Bank Hapoalim intends to close up shop in London, the bank's leaders decided in a recent strategic discussion. The bank, one of Israel's two largest, has a branch in the United Kingdom's capital with a NIS 4.9 billion balance sheet. The bank wants to focus its international banking on moderate-sized corporate accounts within the United States. In other nations, it will focus on private accounts for well-heeled customers.
"As part of the annual working plan, the bank decided to focus and cut back its operations in London," its spokeswoman stated in response. Several months ago, Hapoalim decided to shut its branch in Singapore as well. That branch is expected to cease operations at the end of March.

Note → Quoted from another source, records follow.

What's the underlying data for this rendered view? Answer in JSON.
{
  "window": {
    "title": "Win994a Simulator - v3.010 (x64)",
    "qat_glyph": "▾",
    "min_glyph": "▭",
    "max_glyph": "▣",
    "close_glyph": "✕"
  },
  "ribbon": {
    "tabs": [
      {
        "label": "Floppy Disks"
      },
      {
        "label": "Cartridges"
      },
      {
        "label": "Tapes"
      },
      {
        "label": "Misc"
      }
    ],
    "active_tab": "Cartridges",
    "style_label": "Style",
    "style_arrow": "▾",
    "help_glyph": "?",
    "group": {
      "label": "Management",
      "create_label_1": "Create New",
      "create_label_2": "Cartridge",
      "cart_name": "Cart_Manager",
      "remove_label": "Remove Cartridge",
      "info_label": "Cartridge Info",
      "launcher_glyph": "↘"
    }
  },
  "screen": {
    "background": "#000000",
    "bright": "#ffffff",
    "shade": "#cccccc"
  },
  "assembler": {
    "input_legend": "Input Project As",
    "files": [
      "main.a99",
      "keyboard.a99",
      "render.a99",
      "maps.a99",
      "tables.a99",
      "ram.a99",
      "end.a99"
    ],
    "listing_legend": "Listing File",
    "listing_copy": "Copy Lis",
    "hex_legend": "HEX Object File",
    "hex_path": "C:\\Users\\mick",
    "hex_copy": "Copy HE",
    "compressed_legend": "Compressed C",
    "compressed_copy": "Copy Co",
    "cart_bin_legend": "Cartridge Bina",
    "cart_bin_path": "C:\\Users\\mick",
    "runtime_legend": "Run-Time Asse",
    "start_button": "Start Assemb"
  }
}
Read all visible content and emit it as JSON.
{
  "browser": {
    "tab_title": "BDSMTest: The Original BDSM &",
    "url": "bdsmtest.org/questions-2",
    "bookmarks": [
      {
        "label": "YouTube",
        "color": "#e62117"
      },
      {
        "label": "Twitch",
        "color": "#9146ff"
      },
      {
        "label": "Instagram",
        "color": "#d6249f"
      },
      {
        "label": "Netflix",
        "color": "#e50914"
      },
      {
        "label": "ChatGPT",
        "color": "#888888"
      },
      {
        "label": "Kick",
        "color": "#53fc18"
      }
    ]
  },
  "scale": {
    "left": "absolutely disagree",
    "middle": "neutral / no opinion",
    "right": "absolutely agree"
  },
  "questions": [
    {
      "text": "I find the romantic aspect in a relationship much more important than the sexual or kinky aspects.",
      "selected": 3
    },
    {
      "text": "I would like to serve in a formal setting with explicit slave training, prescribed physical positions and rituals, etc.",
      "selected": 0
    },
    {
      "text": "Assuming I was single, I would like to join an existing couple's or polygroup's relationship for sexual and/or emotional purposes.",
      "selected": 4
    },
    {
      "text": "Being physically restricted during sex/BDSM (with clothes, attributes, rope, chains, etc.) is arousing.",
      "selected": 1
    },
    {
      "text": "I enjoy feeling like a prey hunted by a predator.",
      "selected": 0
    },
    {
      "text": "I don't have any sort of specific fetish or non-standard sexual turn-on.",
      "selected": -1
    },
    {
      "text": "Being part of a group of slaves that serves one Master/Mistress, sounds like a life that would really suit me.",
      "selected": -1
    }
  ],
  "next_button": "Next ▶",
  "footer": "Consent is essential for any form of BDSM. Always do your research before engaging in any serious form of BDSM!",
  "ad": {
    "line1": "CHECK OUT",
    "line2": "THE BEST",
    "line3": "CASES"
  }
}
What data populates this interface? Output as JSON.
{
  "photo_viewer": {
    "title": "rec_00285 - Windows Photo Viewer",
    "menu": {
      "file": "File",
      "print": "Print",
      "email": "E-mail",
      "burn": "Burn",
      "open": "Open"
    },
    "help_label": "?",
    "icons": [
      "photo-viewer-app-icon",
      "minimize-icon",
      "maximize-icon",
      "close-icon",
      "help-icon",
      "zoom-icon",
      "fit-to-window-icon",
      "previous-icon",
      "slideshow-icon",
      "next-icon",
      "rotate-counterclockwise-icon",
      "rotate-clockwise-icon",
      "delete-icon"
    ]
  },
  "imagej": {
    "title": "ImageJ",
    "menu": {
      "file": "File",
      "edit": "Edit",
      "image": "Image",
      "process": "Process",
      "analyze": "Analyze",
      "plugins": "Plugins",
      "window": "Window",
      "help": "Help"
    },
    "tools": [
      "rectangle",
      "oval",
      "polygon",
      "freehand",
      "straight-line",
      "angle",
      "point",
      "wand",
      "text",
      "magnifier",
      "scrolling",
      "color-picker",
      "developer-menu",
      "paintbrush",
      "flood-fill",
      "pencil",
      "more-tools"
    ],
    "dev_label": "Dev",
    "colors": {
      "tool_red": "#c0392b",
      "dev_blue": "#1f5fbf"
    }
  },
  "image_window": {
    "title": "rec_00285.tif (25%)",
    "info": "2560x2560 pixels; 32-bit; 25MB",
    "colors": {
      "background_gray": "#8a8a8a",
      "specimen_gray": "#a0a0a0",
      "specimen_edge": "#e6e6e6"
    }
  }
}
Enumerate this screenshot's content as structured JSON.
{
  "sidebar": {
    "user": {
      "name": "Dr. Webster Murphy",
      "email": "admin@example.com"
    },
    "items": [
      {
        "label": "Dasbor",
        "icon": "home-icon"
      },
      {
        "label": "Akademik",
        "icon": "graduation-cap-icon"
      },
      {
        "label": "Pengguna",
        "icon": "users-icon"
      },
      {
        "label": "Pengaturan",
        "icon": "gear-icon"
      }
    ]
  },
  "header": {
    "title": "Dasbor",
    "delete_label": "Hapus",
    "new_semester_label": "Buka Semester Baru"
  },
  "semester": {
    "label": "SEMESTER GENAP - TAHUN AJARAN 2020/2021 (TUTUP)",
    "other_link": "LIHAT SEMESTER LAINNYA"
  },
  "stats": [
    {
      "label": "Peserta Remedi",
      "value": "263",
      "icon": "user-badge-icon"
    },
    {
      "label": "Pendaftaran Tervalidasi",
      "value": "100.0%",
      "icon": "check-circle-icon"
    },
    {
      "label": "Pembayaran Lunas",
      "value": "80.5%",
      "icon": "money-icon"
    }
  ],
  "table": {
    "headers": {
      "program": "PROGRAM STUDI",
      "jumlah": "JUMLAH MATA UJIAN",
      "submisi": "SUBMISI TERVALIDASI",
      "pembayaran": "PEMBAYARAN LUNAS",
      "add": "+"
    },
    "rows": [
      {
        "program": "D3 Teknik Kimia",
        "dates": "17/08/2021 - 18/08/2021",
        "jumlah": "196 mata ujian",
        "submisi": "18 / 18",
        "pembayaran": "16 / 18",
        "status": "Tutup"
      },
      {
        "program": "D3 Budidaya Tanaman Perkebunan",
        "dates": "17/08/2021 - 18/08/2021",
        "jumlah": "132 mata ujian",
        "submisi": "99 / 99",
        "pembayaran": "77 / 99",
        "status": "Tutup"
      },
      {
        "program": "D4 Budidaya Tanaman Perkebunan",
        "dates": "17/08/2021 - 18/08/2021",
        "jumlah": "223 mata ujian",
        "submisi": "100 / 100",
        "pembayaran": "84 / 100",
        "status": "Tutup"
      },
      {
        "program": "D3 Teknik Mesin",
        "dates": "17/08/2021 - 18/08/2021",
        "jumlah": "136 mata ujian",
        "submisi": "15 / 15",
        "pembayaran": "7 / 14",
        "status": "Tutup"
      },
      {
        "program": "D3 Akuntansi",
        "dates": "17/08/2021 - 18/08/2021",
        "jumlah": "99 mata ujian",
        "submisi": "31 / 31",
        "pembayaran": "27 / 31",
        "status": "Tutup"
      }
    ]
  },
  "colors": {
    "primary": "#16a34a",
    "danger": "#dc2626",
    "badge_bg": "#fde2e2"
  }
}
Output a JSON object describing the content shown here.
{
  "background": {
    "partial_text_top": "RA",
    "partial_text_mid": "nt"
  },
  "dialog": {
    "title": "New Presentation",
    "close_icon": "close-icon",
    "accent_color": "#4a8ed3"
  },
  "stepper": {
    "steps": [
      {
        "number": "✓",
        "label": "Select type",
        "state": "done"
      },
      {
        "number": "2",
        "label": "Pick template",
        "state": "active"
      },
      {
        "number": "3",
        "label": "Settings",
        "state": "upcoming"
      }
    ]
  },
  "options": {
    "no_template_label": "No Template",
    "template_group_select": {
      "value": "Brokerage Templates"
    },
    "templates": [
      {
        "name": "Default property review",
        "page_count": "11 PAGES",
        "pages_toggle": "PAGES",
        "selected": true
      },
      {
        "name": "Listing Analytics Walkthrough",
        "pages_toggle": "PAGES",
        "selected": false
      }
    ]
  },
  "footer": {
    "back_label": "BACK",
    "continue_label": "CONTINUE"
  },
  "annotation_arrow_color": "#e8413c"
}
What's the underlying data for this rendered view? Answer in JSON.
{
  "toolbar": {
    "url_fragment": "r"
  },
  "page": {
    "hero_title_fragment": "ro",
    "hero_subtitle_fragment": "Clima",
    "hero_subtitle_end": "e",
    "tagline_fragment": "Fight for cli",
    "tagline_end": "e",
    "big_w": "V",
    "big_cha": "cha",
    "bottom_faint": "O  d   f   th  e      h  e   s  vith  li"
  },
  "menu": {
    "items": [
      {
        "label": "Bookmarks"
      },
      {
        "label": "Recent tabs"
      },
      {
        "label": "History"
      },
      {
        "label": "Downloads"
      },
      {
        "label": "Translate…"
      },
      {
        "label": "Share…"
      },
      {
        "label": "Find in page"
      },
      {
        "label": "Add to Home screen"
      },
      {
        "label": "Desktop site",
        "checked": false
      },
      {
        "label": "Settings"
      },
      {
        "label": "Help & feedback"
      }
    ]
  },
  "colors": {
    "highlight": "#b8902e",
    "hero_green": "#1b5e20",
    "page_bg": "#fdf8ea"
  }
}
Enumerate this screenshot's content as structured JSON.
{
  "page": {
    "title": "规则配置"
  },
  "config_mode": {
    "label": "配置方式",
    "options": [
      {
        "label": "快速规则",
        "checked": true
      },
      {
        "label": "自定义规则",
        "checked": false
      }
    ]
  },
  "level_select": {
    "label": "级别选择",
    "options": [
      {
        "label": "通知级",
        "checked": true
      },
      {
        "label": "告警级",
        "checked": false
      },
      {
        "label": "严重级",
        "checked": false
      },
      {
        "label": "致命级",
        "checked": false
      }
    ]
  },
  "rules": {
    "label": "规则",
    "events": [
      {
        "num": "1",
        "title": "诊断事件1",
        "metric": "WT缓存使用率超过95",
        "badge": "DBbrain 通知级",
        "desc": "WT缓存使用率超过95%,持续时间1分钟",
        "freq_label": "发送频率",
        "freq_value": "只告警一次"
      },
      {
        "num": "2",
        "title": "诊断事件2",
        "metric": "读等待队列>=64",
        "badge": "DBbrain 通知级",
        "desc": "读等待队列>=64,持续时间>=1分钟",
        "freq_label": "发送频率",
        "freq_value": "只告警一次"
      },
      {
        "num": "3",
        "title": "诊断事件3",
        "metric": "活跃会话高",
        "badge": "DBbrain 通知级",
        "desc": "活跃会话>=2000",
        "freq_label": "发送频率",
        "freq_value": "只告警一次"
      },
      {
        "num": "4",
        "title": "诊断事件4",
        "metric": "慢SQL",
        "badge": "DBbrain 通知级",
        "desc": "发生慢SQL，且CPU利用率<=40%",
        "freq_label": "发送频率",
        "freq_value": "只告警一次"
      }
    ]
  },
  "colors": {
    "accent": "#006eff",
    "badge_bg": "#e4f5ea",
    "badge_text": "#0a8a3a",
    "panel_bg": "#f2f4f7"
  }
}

The bank's new strategy, formulated under chairman Yair Seroussi, is quite different than that of his predecessors, Shlomo Nehama and Danny Dankner. Nehama and Dankner led the bank through a massive process of overseas expansion and acquisitions, under the belief that Hapoalim had exhausted its growth potential within Israel. Now, thanks to the implementation of the Basel III banking regulatory standards in Israel and around the world, banks need to become more conservative and cut their leverage, which forces them to focus on their core business.
By cutting operations overseas, Hapoalim will be able to maintain its level of operations within Israel - its core business - without having to drop corporate customers or market share.
Even so, its decision to close the London branch is surprising, since in the board's third quarter reports, published all of a month and a half ago, the bank stated that its strategy included expanding operations at that very branch. However, strategic discussions continued after that report was published and the board members ultimately changed their minds.
The London branch makes corporate loans, mainly to Israeli businesses with operations in London. It also has a trading room and offers private banking to well-off individuals.
This makes Hapoalim the third Israeli bank to scale back operations in London. Bank Discount shut down its private banking operations there, and now only offers corporate banking services. And the First International Bank of Israel (Beinleumi ) announced in August that it would be leaving the U.K. capital, too.
Banking sector sources said one of the reasons could be that in the wake of the global financial crisis, Britain has tightened banking regulation, which makes banking less profitable within the United Kingdom.